(ACTIVITY)
Search the records below for the string "总资产周转率B", and report each line that contains it.

Dataset rows describing interfaces
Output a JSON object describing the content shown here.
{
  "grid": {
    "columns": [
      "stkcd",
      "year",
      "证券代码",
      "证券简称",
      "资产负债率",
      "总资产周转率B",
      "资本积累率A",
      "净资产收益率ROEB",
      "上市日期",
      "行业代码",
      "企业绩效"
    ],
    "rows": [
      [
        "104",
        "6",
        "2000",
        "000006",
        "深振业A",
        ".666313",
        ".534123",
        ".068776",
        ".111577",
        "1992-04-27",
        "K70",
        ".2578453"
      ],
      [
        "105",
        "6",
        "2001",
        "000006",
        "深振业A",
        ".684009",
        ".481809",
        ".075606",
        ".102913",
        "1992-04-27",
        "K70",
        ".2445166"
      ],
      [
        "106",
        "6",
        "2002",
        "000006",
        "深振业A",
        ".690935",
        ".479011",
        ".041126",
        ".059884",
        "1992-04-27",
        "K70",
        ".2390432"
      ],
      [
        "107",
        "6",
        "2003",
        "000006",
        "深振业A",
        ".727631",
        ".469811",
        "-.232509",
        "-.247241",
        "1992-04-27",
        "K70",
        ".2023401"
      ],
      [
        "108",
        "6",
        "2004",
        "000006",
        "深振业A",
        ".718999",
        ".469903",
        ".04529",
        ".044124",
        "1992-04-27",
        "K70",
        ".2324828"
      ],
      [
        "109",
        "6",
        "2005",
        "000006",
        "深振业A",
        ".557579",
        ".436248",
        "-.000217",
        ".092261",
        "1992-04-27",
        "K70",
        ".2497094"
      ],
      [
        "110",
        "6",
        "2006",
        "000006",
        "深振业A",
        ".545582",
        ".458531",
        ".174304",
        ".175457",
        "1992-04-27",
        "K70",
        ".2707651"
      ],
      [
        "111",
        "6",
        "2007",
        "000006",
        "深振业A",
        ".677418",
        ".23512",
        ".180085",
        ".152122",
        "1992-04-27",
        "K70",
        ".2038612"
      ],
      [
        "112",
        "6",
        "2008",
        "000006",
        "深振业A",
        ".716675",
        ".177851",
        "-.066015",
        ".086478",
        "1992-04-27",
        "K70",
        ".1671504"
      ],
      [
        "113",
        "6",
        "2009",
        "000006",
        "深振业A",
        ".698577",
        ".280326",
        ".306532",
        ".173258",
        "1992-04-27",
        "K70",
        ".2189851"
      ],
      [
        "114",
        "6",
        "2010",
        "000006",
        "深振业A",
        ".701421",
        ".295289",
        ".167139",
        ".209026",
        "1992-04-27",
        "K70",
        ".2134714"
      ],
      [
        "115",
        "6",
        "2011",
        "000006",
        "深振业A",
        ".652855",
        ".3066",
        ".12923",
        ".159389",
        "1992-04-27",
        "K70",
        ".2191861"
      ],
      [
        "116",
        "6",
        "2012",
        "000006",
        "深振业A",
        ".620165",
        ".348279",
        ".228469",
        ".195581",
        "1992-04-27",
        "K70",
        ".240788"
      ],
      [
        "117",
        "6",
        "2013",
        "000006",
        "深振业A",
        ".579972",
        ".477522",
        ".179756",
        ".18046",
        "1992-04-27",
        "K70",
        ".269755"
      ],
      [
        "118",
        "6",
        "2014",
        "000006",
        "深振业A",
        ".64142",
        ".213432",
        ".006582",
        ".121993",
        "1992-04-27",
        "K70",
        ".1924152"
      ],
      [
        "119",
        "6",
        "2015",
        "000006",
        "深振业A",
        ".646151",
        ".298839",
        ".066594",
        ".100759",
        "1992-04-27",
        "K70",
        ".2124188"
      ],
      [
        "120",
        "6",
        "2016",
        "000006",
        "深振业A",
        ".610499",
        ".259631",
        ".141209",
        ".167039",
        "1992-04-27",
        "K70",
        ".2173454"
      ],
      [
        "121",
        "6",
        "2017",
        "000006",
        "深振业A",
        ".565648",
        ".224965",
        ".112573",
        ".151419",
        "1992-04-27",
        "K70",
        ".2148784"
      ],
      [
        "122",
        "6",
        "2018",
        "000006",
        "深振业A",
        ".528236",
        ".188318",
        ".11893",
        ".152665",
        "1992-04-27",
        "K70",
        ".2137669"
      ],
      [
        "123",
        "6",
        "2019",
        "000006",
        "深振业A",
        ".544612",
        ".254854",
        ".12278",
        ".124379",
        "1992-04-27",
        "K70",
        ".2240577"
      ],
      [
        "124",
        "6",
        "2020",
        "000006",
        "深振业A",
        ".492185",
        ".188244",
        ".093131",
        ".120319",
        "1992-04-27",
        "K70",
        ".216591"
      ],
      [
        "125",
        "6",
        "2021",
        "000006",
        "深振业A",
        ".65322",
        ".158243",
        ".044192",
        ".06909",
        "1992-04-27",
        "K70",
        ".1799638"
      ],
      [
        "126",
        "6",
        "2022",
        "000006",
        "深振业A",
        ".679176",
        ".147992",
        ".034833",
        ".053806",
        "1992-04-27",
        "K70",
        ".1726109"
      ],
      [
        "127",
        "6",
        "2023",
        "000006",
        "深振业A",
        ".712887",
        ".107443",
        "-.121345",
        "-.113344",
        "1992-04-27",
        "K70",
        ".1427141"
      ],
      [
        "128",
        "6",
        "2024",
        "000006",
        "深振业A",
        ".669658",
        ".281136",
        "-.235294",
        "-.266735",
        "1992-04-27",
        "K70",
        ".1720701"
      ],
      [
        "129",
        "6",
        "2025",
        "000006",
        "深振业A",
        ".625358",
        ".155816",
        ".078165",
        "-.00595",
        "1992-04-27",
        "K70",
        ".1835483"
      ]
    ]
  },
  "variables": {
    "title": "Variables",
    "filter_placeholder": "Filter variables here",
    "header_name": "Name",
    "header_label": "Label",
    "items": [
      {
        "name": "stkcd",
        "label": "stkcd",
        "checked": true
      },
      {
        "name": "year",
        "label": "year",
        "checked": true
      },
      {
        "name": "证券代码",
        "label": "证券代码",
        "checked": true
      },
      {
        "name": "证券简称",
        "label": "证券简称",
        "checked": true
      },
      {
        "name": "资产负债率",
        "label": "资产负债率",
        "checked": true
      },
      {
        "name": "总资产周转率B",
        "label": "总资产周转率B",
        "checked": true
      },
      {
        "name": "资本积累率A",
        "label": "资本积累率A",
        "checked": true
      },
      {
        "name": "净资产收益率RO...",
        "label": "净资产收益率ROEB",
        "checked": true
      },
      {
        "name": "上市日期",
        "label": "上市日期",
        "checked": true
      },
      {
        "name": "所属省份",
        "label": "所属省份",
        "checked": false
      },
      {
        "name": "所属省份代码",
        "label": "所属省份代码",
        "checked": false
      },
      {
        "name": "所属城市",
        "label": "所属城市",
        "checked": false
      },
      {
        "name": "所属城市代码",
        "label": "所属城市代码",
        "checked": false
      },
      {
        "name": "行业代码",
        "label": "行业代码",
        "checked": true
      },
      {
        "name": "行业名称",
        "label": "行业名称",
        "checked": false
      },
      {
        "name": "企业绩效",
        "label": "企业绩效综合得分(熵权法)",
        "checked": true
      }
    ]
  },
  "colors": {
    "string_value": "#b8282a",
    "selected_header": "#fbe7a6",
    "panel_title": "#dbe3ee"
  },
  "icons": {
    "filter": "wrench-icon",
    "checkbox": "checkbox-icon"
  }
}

(TASK ANSWER)
      "总资产周转率B",
        "name": "总资产周转率B",
        "label": "总资产周转率B",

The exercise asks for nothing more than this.